“It’s just a horrible, devastating weapon,” said David Johnson, a retired U.S. Army colonel and a principal researcher at the RAND Corporation.
Accusations that Russia may be using thermobaric weapons in Ukraine have raised fears about the potential devastation that could result from attacks with the so-called vacuum bombs.
Oksana Markarova, Ukraine’s ambassador to the United States, said Monday that the Russian military had used a vacuum bomb, which sucks oxygen from the air to trigger a huge explosion. Markarova did not provide additional details and NBC News has not independently verified that the weapon has been used in Ukraine, but Russian thermobaric rocket launchers have been photographed entering the country by a CNN team.

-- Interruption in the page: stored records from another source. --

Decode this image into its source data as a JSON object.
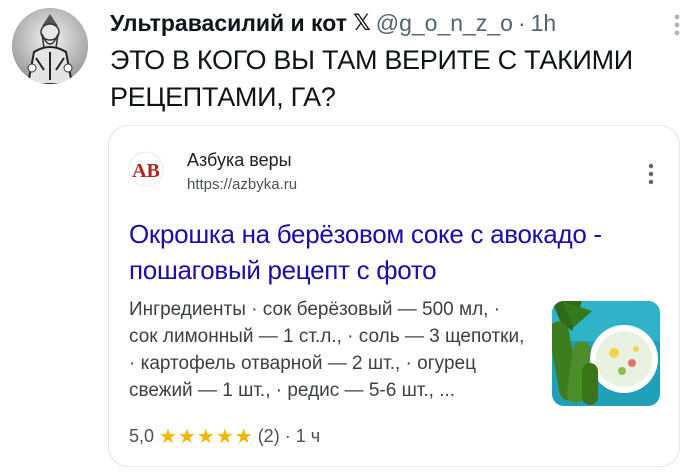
{
  "tweet": {
    "author": "Ультравасилий и кот",
    "badge": "𝕏",
    "handle": "@g_o_n_z_o",
    "separator": "·",
    "time": "1h",
    "text": "ЭТО В КОГО ВЫ ТАМ ВЕРИТЕ С ТАКИМИ РЕЦЕПТАМИ, ГА?"
  },
  "card": {
    "favicon_letters": "АВ",
    "site_name": "Азбука веры",
    "site_url": "https://azbyka.ru",
    "title": "Окрошка на берёзовом соке с авокадо - пошаговый рецепт с фото",
    "snippet": "Ингредиенты · сок берёзовый — 500 мл, · сок лимонный — 1 ст.л., · соль — 3 щепотки, · картофель отварной — 2 шт., · огурец свежий — 1 шт., · редис — 5-6 шт., ...",
    "rating": "5,0",
    "stars": "★★★★★",
    "reviews": "(2)",
    "separator": "·",
    "age": "1 ч"
  },
  "colors": {
    "link": "#1a0dab",
    "favicon": "#b3241c",
    "stars": "#f4b400",
    "muted": "#536471"
  },
  "icons": {
    "avatar": "avatar-icon",
    "more": "more-vertical-icon",
    "favicon": "site-favicon-icon",
    "thumbnail": "food-photo-icon"
  }
}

Sen. Marco Rubio, R-Fla., the top Republican on the Senate Intelligence Committee, tweeted Saturday that Russia had deployed vehicles with thermobaric weapons. A senior defense official who spoke on the condition of anonymity confirmed that the U.S. assessed that Russia had deployed launcher systems that could be used for thermobaric weapons, but could not confirm whether the warheads were present.

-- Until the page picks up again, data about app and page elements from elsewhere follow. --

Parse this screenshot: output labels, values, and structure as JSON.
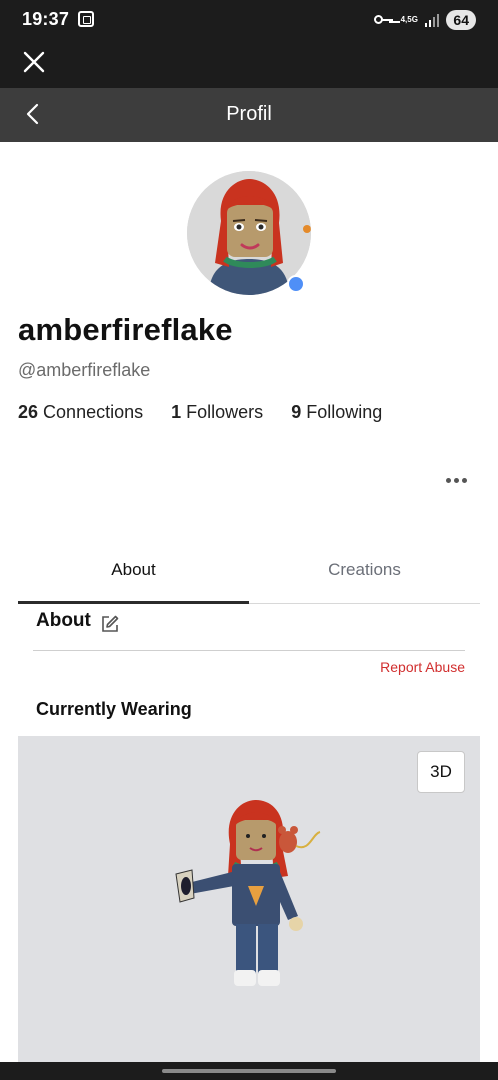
{
  "status_bar": {
    "time": "19:37",
    "network": "4,5G",
    "battery": "64"
  },
  "nav": {
    "title": "Profil"
  },
  "profile": {
    "display_name": "amberfireflake",
    "username": "@amberfireflake",
    "stats": [
      {
        "count": "26",
        "label": "Connections"
      },
      {
        "count": "1",
        "label": "Followers"
      },
      {
        "count": "9",
        "label": "Following"
      }
    ]
  },
  "tabs": [
    {
      "label": "About",
      "active": true
    },
    {
      "label": "Creations",
      "active": false
    }
  ],
  "about": {
    "heading": "About",
    "report_label": "Report Abuse",
    "wearing_heading": "Currently Wearing",
    "view_3d_label": "3D"
  },
  "colors": {
    "presence": "#4f8ff7",
    "report": "#d12e2e",
    "nav_bar": "#3d3d3d"
  }
}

The accusation adds to mounting concerns voiced by several human rights organizations, including Amnesty International and Human Rights Watch, that Russia is conducting indiscriminate attacks in densely populated civilian areas that could constitute war crimes.

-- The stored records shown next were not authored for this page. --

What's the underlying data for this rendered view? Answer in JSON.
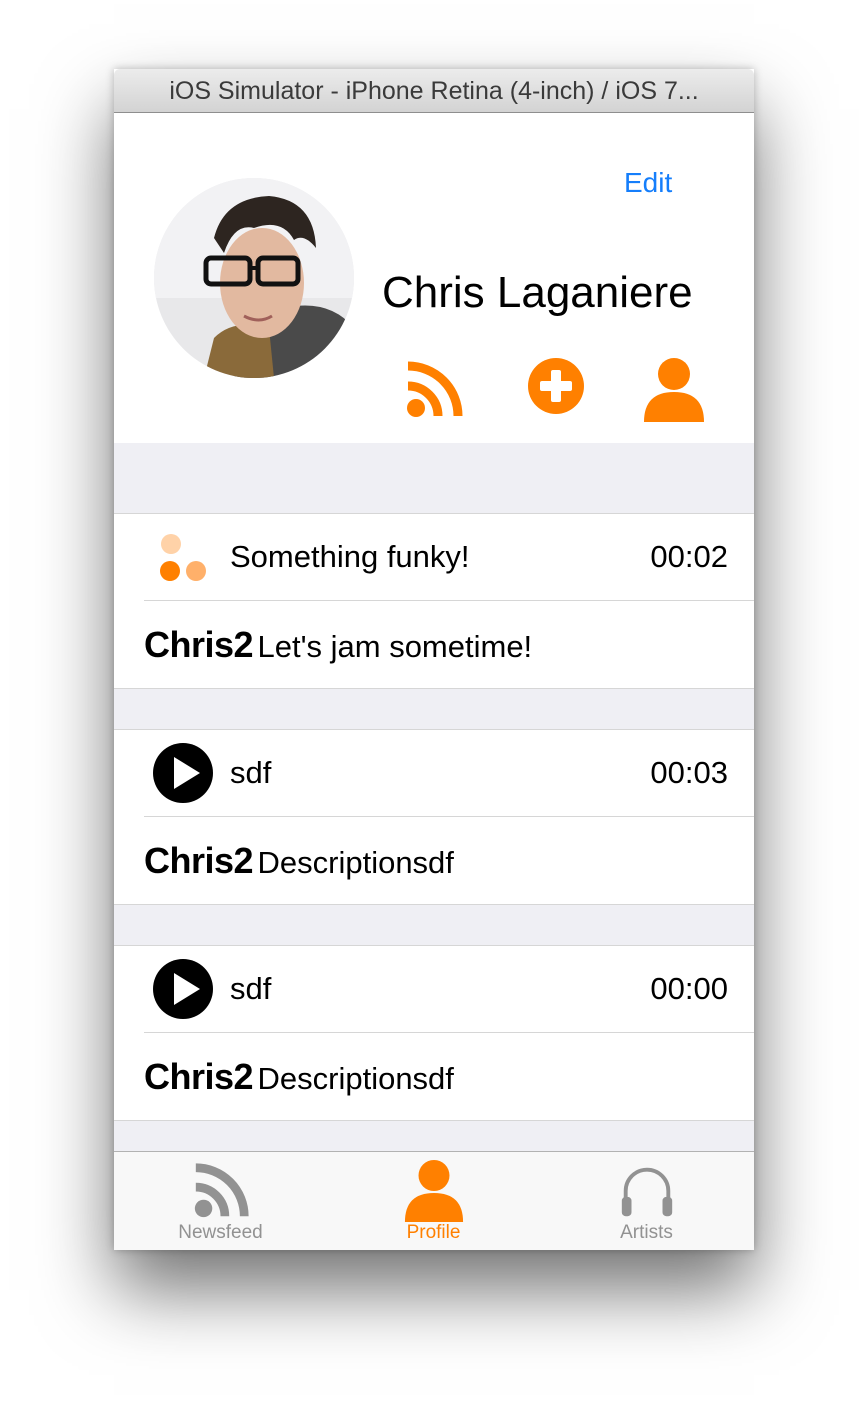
{
  "window": {
    "title": "iOS Simulator - iPhone Retina (4-inch) / iOS 7..."
  },
  "profile": {
    "edit_label": "Edit",
    "name": "Chris Laganiere",
    "actions": [
      "rss-icon",
      "plus-circle-icon",
      "person-icon"
    ]
  },
  "feed": [
    {
      "title": "Something funky!",
      "time": "00:02",
      "author": "Chris2",
      "description": "Let's jam sometime!",
      "state": "loading"
    },
    {
      "title": "sdf",
      "time": "00:03",
      "author": "Chris2",
      "description": "Descriptionsdf",
      "state": "play"
    },
    {
      "title": "sdf",
      "time": "00:00",
      "author": "Chris2",
      "description": "Descriptionsdf",
      "state": "play"
    }
  ],
  "tabs": [
    {
      "label": "Newsfeed",
      "icon": "rss-icon",
      "active": false
    },
    {
      "label": "Profile",
      "icon": "person-icon",
      "active": true
    },
    {
      "label": "Artists",
      "icon": "headphones-icon",
      "active": false
    }
  ],
  "colors": {
    "accent": "#ff8000",
    "link": "#157efb",
    "inactive": "#929292",
    "separator_bg": "#efeff4"
  }
}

The potential use of vacuum bombs is of particular concern because these thermobaric munitions are designed to cause immense destruction.
“It’s just a horrible, devastating weapon,” said David Johnson, a retired U.S. Army colonel and a principal researcher at the RAND Corporation, a nonprofit policy research organization headquartered in California.
What is a vacuum bomb?
Thermobaric weapons, or vacuum bombs, are a type of two-stage munition that create enormous explosions. Launched in a rocket or artillery shell, the first explosive charge spreads an aerosol akin to vaporized gasoline over the area. A second charge then ignites the aerosol fog, creating a huge blast, flames, a large pressure wave and a vacuum as oxygen from the surrounding air is sucked up.
Johnson said thermobaric munitions are sometimes known as “a poor man’s nuclear weapon,” because they can obliterate any humans in the vicinity. Victims can be killed by the blast or the accompanying shock wave, and the subsequent vacuum can rupture people’s lungs.
The type of thermobaric weapon that has been spotted with Russian convoys inside Ukraine is known as the TOS-1A multiple rocket launcher. It has a range of around 2.5 miles and a blast radius that extends out approximately 1,000 feet, Johnson said.
“Everything inside that would be vaporized, essentially,” he said.
Have they been used before?
These types of thermobaric weapons have been in development since the 1970s. They were used by Russian troops in Chechnya in the 1990s, and Johnson said there was some evidence that vacuum bombs were deployed in 2016 by Syrian government forces and their Russian allies in Aleppo. U.S. forces also used thermobaric weapons in Afghanistan in 2017 to destroy cave and tunnel complexes, Johnson said.
The weapons are sometimes nicknamed “bunker busters” because they can effectively demolish defensive barriers.
“If you’re approaching from about 4 kilometers out, you can unleash not just one but dozens of them and just melt a hole through the defensive position,” Johnson said.
While they weren’t originally designed to be used in urban areas, vacuum bombs could be particularly lethal if shot into building complexes and other densely populated regions, he added.
“You can imagine if this is contained inside an enclosed space — nothing would survive inside that space,” Johnson said. “If you don’t die immediately, the pressure would rupture your internal organs. It’s really horrendous.”
How dangerous are these weapons?
Despite the horrifying destruction that thermobaric munitions can cause, there are no laws that ban their use in warfare, though they are widely condemned by nongovernmental organizations. The use of such weapons against civilians, however, is prohibited by the Geneva Conventions and could constitute war crimes.
“It’s kind of like the neutron bomb: There was no prohibition against it, but everybody just realized how horrible it was and they didn’t want that,” Johnson said.
While it’s not clear if Russian forces have already used vacuum bombs in Ukraine, Johnson said he fears it’s only a matter of time.
“I have no doubt they will use them,” he said. “They have them there because these weapons have operational combat utility. At some point, the Russians are going to bump into something, whether it’s in one of the cities or a defensive position, and that will be their weapon of choice.”